Windcatchers are a traditional Persian architectural design that creates natural ventilation in buildings. The basic design consists of a tower that rises from a building below, with openings at the top. Yazd, one of the largest cities in Iran, is known as the “City of Windcatchers.” It has a very hot and dry climate, perfect for this type of cooling device.
Many old buildings in Yazd were built with magnificent windcatchers. The tower of Dolat Abad is the tallest existing windcatcher in Iran. It rises from a building in the 18th-century Dolat Abad Garden, a jewel of the city.
Yazd is also known for having a large network of qanats, which are underground channels that transfer water from a well to the surface. The windcatchers and qanats often worked together to create an amplified cooling effect.

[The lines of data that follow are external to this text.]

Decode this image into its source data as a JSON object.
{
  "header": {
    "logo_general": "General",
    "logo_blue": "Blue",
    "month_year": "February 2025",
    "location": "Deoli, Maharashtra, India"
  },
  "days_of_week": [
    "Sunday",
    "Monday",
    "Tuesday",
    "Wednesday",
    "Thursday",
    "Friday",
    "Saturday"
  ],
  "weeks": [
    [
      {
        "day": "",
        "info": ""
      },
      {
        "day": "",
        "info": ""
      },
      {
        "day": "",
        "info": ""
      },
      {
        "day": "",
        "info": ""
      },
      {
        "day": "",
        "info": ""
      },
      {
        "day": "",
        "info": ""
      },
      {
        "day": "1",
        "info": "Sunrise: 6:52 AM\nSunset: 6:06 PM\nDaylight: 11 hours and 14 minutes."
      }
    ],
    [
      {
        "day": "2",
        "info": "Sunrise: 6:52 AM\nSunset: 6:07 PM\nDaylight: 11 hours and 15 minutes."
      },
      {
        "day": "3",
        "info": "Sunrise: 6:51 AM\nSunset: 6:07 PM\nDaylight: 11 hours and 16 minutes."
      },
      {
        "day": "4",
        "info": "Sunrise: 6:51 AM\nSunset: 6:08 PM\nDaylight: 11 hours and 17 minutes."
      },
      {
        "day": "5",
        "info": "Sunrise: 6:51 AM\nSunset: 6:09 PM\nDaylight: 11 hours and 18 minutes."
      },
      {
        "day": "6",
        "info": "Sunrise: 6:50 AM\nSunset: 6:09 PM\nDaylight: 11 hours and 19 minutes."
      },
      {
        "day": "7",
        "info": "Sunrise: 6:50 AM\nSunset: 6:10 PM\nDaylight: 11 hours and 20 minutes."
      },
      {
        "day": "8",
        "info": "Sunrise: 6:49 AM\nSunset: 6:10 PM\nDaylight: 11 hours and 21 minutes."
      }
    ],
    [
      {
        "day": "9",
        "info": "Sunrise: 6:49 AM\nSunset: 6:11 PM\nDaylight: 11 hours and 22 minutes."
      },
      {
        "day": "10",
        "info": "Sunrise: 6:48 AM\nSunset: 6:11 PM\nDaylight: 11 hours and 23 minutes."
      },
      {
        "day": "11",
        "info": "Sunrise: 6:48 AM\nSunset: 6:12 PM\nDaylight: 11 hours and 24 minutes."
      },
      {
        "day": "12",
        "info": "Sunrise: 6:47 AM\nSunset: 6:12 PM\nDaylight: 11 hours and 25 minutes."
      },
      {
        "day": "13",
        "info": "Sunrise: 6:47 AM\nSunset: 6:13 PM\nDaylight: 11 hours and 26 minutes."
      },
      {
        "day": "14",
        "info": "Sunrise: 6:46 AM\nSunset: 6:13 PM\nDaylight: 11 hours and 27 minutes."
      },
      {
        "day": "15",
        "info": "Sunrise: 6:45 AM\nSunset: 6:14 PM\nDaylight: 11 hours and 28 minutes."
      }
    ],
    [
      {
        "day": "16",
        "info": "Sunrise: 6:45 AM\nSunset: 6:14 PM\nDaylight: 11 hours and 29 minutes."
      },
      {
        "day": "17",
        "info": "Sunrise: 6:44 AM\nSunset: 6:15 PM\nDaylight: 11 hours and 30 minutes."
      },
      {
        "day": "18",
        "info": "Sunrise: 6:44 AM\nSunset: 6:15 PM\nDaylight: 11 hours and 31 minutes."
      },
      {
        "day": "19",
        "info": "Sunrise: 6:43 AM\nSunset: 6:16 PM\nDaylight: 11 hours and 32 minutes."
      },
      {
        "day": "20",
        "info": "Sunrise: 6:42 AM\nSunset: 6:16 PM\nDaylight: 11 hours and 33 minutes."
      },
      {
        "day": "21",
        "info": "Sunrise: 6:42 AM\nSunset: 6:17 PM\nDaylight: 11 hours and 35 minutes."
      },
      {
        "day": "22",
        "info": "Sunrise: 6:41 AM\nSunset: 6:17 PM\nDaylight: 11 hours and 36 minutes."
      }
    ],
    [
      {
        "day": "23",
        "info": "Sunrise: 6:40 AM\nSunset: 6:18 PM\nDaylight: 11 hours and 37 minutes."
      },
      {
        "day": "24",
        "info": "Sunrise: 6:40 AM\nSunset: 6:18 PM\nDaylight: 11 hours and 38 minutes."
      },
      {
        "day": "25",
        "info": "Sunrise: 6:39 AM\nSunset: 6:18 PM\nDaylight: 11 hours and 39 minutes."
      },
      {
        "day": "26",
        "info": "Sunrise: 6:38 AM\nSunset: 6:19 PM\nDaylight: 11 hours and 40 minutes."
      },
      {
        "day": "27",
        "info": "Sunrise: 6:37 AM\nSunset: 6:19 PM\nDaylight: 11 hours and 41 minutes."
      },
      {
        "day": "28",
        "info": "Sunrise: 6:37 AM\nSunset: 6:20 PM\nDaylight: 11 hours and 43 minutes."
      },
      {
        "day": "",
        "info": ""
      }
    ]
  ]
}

Windcatchers work in one of three ways. The most common way is to cool the inside of a building. The tower has openings that face the wind and “catch” it, creating airflow inside the structure. When used in combination with a qanat, air is drawn down into the qanat tunnel and comes in contact with the cooler earth and cold water. The cooled air is drawn up through the windcatcher, which faces away from the prevailing wind—not only creating airflow, but also cooling the air.
In a windless environment, windcatchers operate like a solar chimney, allowing hot air, which is lighter, to flow upwards and escape out the top of the tower. Combined with thick adobe walls, windcatchers are surprisingly effective and able to chill lower-level spaces. Windcatchers can still be found throughout Iran and in several other countries in the Middle East and Persian Gulf.
Visit Iran withAtlas Obscura Trips
Ancient Persia, Modern Iran: Civilizations Old and New
On the overland route from Tehran to Shiraz, experience some of the oldest sites of civilization, tap into local secrets, and explore the myriad influences that have shaped Iran into one of the most fascinating and friendly nations on the planet. (And yes, most Americans can currently get visas!)